Data section: Begin

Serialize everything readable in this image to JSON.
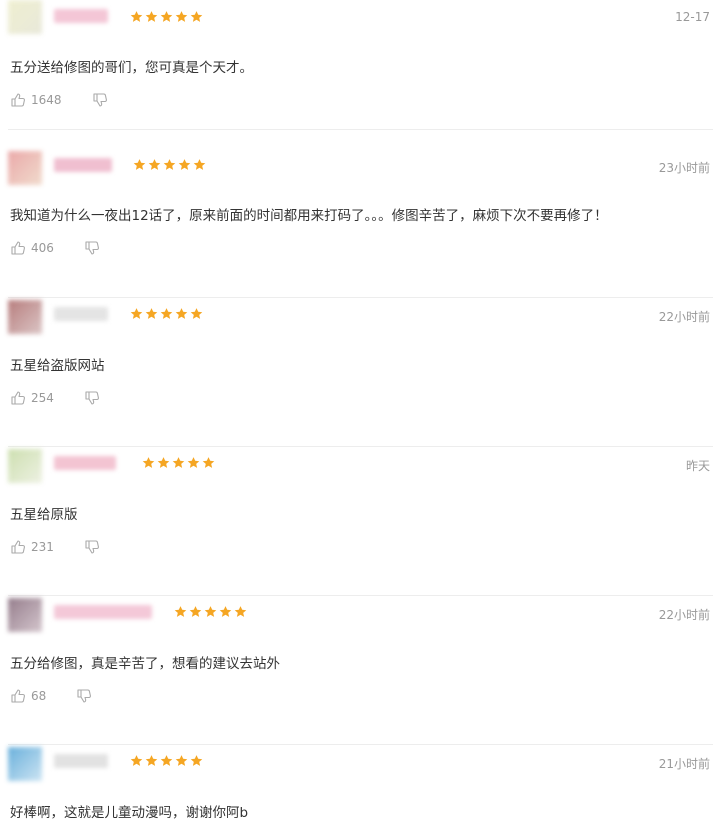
{
  "accent_color": "#f5a623",
  "comments": [
    {
      "time": "12-17",
      "text": "五分送给修图的哥们，您可真是个天才。",
      "likes": "1648",
      "rating": 5,
      "avatar_colors": [
        "#eeeecc",
        "#e6e6d6"
      ],
      "name_color": "#f4c6d6"
    },
    {
      "time": "23小时前",
      "text": "我知道为什么一夜出12话了，原来前面的时间都用来打码了。。。修图辛苦了，麻烦下次不要再修了！",
      "likes": "406",
      "rating": 5,
      "avatar_colors": [
        "#e8a0a0",
        "#f0d8c8"
      ],
      "name_color": "#f0bfd0"
    },
    {
      "time": "22小时前",
      "text": "五星给盗版网站",
      "likes": "254",
      "rating": 5,
      "avatar_colors": [
        "#b07070",
        "#d8c0c0"
      ],
      "name_color": "#e4e4e4"
    },
    {
      "time": "昨天",
      "text": "五星给原版",
      "likes": "231",
      "rating": 5,
      "avatar_colors": [
        "#c8dca8",
        "#ecf0e0"
      ],
      "name_color": "#f3c4d2"
    },
    {
      "time": "22小时前",
      "text": "五分给修图，真是辛苦了，想看的建议去站外",
      "likes": "68",
      "rating": 5,
      "avatar_colors": [
        "#8a7080",
        "#d0c0c8"
      ],
      "name_color": "#f4c8d8"
    },
    {
      "time": "21小时前",
      "text": "好棒啊，这就是儿童动漫吗，谢谢你阿b",
      "likes": "",
      "rating": 5,
      "avatar_colors": [
        "#5aa8d8",
        "#c8e2f2"
      ],
      "name_color": "#e2e2e2"
    }
  ]
}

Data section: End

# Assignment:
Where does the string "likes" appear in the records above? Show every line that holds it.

# Exercise result:
      "likes": "1648",
      "likes": "406",
      "likes": "254",
      "likes": "231",
      "likes": "68",
      "likes": "",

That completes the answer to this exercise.